Enterprise integration still includes typical middleware technologies such as message queues, message brokering, transformations, transaction processing, and legacy integration. But integration planning has moved beyond simply automating processes and connecting systems. The benefits of collaboration and consistent business processes have stimulated interest in more comprehensive integration architectures and methods for leveraging internal and external information resources such as customers, suppliers, and the Web.

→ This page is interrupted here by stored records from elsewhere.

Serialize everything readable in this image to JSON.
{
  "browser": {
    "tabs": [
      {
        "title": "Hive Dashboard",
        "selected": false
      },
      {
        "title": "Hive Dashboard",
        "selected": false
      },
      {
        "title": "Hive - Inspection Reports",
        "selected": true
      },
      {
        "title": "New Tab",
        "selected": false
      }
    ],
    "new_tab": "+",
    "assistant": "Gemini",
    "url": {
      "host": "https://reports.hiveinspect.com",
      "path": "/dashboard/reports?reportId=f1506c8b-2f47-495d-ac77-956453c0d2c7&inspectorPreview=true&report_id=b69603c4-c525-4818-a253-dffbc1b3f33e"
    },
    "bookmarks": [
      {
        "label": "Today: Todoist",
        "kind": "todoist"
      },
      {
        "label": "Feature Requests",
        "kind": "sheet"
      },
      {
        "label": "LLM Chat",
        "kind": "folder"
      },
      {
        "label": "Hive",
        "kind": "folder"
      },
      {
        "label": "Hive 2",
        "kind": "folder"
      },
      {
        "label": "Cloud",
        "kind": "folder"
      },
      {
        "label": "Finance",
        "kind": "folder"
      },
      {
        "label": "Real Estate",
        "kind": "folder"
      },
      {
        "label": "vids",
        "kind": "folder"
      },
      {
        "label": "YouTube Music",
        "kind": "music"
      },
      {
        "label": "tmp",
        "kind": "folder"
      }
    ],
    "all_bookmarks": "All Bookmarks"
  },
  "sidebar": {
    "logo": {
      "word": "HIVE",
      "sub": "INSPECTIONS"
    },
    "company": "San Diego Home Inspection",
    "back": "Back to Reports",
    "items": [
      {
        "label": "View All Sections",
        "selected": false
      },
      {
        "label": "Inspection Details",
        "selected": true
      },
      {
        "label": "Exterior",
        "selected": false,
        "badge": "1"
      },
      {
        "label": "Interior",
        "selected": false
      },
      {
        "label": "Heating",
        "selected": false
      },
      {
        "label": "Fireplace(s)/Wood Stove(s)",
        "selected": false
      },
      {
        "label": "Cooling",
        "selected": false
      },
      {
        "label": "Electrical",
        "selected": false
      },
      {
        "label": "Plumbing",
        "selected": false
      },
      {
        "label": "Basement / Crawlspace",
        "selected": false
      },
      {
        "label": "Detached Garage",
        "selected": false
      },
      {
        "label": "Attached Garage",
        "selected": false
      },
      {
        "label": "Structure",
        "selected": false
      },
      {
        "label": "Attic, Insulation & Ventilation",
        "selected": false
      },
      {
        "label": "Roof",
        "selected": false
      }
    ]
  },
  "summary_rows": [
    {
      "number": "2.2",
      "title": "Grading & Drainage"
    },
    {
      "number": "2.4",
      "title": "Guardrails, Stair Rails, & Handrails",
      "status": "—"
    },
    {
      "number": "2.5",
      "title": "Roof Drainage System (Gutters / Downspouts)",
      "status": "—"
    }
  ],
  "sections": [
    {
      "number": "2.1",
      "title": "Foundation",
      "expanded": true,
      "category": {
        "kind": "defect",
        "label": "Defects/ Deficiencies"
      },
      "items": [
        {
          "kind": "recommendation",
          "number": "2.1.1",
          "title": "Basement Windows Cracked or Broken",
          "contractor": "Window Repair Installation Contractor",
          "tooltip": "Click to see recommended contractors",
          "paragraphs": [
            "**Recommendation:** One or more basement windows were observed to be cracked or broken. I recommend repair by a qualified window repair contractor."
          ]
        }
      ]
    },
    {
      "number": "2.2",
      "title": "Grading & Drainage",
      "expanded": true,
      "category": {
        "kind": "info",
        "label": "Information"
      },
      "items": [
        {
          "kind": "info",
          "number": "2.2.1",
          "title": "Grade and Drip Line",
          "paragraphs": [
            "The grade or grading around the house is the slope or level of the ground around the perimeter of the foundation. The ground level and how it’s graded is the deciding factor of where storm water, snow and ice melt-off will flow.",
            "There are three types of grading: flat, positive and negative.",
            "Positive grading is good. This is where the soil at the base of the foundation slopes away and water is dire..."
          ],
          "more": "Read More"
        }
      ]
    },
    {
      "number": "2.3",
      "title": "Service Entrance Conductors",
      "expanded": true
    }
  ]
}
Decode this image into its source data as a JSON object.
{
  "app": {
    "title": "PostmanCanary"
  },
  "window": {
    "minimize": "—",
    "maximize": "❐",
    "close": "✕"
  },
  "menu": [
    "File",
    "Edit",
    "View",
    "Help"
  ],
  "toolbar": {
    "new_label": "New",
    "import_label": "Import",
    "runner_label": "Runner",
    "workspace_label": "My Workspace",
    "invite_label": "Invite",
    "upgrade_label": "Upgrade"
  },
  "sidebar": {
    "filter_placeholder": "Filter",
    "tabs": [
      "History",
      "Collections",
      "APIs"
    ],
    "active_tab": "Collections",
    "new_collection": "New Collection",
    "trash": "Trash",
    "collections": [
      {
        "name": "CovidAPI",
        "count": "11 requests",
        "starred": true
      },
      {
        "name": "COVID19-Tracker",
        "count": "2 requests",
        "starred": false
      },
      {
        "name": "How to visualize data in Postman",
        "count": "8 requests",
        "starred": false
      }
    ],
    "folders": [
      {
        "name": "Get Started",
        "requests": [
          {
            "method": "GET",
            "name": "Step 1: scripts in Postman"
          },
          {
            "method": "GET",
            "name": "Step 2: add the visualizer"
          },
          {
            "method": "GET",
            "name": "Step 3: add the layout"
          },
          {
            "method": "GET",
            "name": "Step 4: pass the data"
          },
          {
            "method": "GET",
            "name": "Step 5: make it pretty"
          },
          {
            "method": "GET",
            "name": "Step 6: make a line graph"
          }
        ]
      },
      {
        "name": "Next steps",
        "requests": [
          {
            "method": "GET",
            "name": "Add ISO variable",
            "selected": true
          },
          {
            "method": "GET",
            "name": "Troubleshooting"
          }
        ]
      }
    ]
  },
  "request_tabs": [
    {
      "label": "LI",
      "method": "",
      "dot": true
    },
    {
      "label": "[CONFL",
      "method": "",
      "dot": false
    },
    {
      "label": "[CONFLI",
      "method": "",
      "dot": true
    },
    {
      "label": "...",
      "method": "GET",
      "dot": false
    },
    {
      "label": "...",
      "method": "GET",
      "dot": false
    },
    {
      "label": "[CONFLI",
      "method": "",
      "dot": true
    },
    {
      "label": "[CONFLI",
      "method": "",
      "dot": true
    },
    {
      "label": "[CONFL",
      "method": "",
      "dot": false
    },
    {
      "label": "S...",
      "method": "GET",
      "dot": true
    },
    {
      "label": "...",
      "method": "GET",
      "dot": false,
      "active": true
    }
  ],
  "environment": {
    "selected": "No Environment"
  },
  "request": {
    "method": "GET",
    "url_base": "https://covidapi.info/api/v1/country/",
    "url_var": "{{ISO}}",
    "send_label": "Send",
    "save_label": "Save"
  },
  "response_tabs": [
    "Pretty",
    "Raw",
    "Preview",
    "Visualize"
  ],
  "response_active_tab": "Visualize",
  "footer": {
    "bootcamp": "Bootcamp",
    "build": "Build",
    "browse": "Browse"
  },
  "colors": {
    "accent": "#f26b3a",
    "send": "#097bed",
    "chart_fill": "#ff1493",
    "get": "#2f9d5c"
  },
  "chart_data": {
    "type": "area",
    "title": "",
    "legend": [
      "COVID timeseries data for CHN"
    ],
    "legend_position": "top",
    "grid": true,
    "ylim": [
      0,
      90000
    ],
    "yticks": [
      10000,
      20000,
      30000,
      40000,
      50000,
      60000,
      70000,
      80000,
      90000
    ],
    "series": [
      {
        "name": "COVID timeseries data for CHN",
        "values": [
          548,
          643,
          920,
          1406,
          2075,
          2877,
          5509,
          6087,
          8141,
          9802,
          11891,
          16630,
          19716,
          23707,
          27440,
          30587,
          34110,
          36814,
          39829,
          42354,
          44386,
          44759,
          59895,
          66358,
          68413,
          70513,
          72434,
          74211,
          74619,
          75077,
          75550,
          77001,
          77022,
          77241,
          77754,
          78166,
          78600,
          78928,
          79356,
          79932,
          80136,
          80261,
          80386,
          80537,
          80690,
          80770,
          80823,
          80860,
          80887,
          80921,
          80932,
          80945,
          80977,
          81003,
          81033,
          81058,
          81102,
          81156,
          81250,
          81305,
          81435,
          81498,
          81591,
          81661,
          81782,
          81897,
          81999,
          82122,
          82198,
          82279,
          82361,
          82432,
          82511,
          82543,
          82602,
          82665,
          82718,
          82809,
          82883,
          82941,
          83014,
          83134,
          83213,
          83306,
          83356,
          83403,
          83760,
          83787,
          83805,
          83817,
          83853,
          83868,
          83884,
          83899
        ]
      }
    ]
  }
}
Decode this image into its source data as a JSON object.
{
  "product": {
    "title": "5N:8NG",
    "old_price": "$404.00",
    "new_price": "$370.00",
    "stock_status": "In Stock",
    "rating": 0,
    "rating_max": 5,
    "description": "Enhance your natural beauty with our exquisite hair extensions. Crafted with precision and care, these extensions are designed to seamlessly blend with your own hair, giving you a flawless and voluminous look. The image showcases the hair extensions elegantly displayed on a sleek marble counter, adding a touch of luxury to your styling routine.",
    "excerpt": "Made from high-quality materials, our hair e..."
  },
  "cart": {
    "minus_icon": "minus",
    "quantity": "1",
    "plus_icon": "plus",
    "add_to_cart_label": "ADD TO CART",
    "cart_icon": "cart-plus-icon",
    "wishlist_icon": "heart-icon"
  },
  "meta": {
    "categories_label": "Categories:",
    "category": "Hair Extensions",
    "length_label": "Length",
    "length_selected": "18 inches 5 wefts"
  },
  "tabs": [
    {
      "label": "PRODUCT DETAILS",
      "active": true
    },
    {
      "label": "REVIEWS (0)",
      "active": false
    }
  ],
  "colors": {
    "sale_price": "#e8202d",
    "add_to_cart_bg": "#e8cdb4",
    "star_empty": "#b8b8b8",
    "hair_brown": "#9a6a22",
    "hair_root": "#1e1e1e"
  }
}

The ARC Advisory Group predicts that the market will experience a nearly 20 percent compound annual growth rate through 2006, as Graph 2 shows. The emergence of business-process-management products, the acceptance and performance of Java 2 Enterprise Edition (J2EE), and the debut of Microsoft's .NET initiative will fuel that growth.